PROMPT. Every entry in the following listing must be restated word for word, though not its pictures.
LISTED ENTRIES START
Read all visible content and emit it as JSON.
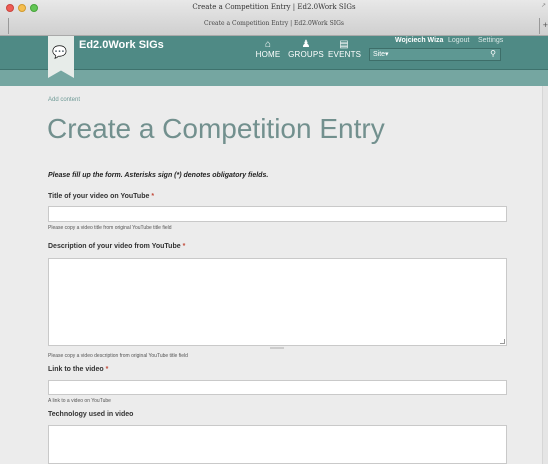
{
  "window": {
    "title": "Create a Competition Entry | Ed2.0Work SIGs",
    "tab_title": "Create a Competition Entry | Ed2.0Work SIGs"
  },
  "header": {
    "site_name": "Ed2.0Work SIGs",
    "nav": [
      {
        "label": "HOME",
        "icon": "home-icon"
      },
      {
        "label": "GROUPS",
        "icon": "groups-icon"
      },
      {
        "label": "EVENTS",
        "icon": "calendar-icon"
      }
    ],
    "user_name": "Wojciech Wiza",
    "logout": "Logout",
    "settings": "Settings",
    "search_scope": "Site▾",
    "search_placeholder": ""
  },
  "content": {
    "breadcrumb": "Add content",
    "page_title": "Create a Competition Entry",
    "intro": "Please fill up the form. Asterisks sign (*) denotes obligatory fields.",
    "fields": [
      {
        "label": "Title of your video on YouTube",
        "required": true,
        "value": "",
        "help": "Please copy a video title from original YouTube title field"
      },
      {
        "label": "Description of your video from YouTube",
        "required": true,
        "value": "",
        "help": "Please copy a video description from original YouTube title field"
      },
      {
        "label": "Link to the video",
        "required": true,
        "value": "",
        "help": "A link to a video on YouTube"
      },
      {
        "label": "Technology used in video",
        "required": false,
        "value": "",
        "help": ""
      }
    ],
    "required_mark": "*"
  },
  "colors": {
    "header_bg": "#4f8a85",
    "header_band": "#75a6a1",
    "title_color": "#72908e",
    "required_color": "#c24a3a"
  }
}
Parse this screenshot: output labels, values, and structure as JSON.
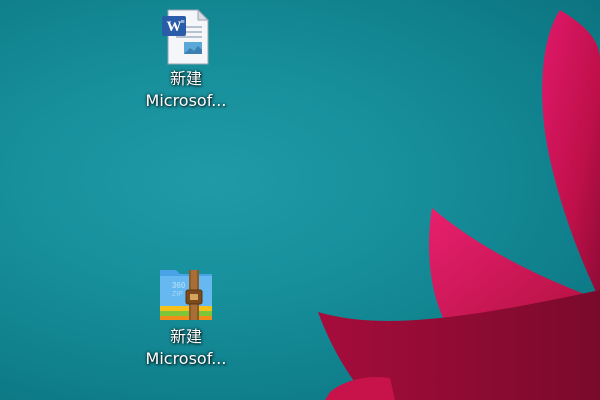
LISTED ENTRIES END
RESPONSE TO THIS EXERCISE.
Read all visible content and emit it as JSON.
{
  "window": {
    "title": "Create a Competition Entry | Ed2.0Work SIGs",
    "tab_title": "Create a Competition Entry | Ed2.0Work SIGs"
  },
  "header": {
    "site_name": "Ed2.0Work SIGs",
    "nav": [
      {
        "label": "HOME",
        "icon": "home-icon"
      },
      {
        "label": "GROUPS",
        "icon": "groups-icon"
      },
      {
        "label": "EVENTS",
        "icon": "calendar-icon"
      }
    ],
    "user_name": "Wojciech Wiza",
    "logout": "Logout",
    "settings": "Settings",
    "search_scope": "Site▾",
    "search_placeholder": ""
  },
  "content": {
    "breadcrumb": "Add content",
    "page_title": "Create a Competition Entry",
    "intro": "Please fill up the form. Asterisks sign (*) denotes obligatory fields.",
    "fields": [
      {
        "label": "Title of your video on YouTube",
        "required": true,
        "value": "",
        "help": "Please copy a video title from original YouTube title field"
      },
      {
        "label": "Description of your video from YouTube",
        "required": true,
        "value": "",
        "help": "Please copy a video description from original YouTube title field"
      },
      {
        "label": "Link to the video",
        "required": true,
        "value": "",
        "help": "A link to a video on YouTube"
      },
      {
        "label": "Technology used in video",
        "required": false,
        "value": "",
        "help": ""
      }
    ],
    "required_mark": "*"
  },
  "colors": {
    "header_bg": "#4f8a85",
    "header_band": "#75a6a1",
    "title_color": "#72908e",
    "required_color": "#c24a3a"
  }
}
Parse this screenshot: output labels, values, and structure as JSON.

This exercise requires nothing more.